Call 911? Sure. A#1 yes. But what can you do until first responders get there? Or what if they’re running late, or can’t get there at all? It happens. You need a system: First do this, then do this.

Okay, first thing after calling for help?

Your answer: _______________________

 

My answer:

[... continue reading]

Knee Injury Prevention: Lessons Learned From Girls Soccer

Girls are more prone to knee injuries. Specific exercises can significantly decrease risk.

Girls are especially prone to knee injuries.

James Hubbard, MD, MPH

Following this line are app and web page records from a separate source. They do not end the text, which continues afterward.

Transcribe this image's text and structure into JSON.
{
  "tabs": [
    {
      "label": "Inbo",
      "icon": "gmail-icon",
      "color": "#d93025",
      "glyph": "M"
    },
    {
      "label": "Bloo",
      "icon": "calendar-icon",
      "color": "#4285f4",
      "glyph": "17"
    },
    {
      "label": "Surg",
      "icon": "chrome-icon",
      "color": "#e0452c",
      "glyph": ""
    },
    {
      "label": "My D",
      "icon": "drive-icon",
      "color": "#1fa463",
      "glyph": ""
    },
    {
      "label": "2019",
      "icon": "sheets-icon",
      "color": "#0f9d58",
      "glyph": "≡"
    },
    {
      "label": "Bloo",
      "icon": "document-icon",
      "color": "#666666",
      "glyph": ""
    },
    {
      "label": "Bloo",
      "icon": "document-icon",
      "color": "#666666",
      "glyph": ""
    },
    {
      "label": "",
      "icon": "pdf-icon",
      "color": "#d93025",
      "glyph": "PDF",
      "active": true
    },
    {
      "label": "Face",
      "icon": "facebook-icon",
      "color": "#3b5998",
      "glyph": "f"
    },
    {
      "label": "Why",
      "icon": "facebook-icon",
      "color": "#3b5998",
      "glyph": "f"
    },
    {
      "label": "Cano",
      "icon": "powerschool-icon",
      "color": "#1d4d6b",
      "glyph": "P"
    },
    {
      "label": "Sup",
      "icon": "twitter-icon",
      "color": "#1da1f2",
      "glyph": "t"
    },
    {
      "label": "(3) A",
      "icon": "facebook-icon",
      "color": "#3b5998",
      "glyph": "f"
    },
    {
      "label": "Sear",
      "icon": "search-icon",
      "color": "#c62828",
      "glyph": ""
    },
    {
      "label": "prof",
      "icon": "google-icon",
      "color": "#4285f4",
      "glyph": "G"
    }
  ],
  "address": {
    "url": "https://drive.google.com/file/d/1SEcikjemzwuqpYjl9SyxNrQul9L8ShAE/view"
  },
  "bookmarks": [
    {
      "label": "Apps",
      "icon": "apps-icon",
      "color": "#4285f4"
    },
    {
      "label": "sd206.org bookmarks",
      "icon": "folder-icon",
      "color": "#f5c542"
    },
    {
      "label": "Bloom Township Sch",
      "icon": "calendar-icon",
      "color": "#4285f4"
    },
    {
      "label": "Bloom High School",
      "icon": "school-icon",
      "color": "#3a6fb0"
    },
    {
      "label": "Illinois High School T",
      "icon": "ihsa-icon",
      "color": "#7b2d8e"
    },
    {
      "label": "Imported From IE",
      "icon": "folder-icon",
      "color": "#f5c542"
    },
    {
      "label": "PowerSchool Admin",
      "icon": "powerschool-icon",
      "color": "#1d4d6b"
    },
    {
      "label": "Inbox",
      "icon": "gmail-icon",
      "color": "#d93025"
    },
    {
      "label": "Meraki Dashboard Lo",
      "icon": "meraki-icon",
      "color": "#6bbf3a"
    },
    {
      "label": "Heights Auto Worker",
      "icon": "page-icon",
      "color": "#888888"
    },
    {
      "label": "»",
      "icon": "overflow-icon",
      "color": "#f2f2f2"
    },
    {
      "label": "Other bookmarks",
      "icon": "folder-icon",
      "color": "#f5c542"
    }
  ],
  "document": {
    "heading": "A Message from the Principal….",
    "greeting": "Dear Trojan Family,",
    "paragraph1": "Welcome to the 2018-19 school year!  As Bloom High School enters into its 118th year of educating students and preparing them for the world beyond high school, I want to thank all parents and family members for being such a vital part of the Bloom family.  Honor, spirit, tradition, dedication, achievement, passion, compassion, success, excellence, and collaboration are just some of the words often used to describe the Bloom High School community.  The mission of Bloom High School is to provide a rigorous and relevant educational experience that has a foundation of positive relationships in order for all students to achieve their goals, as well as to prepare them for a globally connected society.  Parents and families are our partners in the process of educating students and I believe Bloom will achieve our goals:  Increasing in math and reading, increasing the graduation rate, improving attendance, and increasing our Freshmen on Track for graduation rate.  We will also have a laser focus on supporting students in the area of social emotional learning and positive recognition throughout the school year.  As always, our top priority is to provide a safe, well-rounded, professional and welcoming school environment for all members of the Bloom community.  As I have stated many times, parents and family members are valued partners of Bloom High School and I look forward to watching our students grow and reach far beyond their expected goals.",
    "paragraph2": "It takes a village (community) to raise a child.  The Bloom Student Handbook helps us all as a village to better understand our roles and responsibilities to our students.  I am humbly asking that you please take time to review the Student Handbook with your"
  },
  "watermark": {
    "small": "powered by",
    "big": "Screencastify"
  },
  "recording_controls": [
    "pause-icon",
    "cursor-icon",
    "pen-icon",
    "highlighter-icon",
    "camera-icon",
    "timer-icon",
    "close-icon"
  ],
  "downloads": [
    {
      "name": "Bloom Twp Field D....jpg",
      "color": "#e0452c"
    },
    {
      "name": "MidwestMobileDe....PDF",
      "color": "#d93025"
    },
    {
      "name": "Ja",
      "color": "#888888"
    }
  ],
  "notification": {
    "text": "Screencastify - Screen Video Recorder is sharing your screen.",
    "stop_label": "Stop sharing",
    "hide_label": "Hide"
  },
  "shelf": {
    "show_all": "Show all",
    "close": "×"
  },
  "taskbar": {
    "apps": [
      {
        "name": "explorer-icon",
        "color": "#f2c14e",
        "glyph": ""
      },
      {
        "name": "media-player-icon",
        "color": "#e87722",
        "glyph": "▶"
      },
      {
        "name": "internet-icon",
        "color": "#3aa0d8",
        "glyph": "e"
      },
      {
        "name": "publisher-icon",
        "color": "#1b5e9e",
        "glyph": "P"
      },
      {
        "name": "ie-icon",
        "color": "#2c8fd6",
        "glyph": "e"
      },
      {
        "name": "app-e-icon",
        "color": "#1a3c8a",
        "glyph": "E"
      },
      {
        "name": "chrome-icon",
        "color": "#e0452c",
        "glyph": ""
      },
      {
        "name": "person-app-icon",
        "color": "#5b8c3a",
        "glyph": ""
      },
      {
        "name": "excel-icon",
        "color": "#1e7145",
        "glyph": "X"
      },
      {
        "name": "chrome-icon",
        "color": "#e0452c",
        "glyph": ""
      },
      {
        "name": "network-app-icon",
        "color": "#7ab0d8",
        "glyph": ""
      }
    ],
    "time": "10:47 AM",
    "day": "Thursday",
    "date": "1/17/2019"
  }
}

Question. What do adolescent girl athletes and the rest of us have in common? Answer. Knee injuries, of course :).

In fact, anyone who gets in a little too much of a hurry or doesn’t watch what they’re doing is susceptible. Add jumping or a quick pivot for whatever reason and your risk increased greatly.

A while back, I jumped off a porch with such a jar I thought I’d shaken my teeth out. The reason was I landed without bending my knees and it’s a wonder I didn’t injure one of them.

You can be in tiptop shape (unlike me), and have the strongest of legs and still get hurt—just because you land or pivot wrong.

Fortunately, there’s been a lot of recent research in knee injury prevention triggered by the growing amount of injuries in girls’ sports. It seems they are particularly prone to ACL tears. The keys are not only strength but balance, and training our brain to make our legs land in the correct position. A little preparation can go a long way to prevent a debilitating injury.

[... continue reading]

Why It’s Possible to Drown in a Dry Parking Lot

Why It's Possible to Drown in a Dry Parking Lot | The Survival Doctor

 

Part 3 in my series on drowning. See all my posts about rescuing drowning victims here.

by James Hubbard, MD, MPH

Ever heard of parking lot drowning? That’s what lifeguards anyway. Others may call it secondary drowning.

It can happen minutes to hours after a near-drowning victim is revived. It can even happen to someone who didn’t nearly drown—who just sucked a little too much water down their lungs, coughed and choked, and then appeared perfectly fine.

Later on (maybe, say, sitting in a parking lot), the victim can suddenly become unable to get enough oxygen. If not treated they can, in essence, drown.

Cause [... continue reading]

When Someone’s Drowning: 4 Resuscitation Tips. (Some May Surprise You.)

When Someone’s Drowning: 4 Post-Rescue Tips. (Some May Surprise You.) | The Survival Doctor

by James Hubbard, MD, MPH

This is part 2 of my drowning series. See part 1, about essential swimming skills and rescuing drowning victims, here.

Once you pull someone drowning to safety, what next? If they’re unresponsive and not breathing, three things should be done at once if there are enough people around to do them: Call 911, start CPR, look for an AED machine.

In a survival situation, if you can’t call 911 and there’s no AED machine,

[... continue reading]

Why You Might Need Swimming Lessons Even If You Can Swim

TSD-pinterestfb-watercompetency

James Hubbard, MD, MPH

Every year even good swimmers drown. Some are in an accident or become unconscious due to a seizure, alcohol, or another reason. Some drown trying to help others. And some just don’t know how to swim as well as they thought.

According to a survey done by the American Red Cross, 80 percent of Americans say they can swim, but only 56 percent can complete all five critical water safety skills that make up what’s known as “water competency.”

Could you? The skills are:

[... continue reading]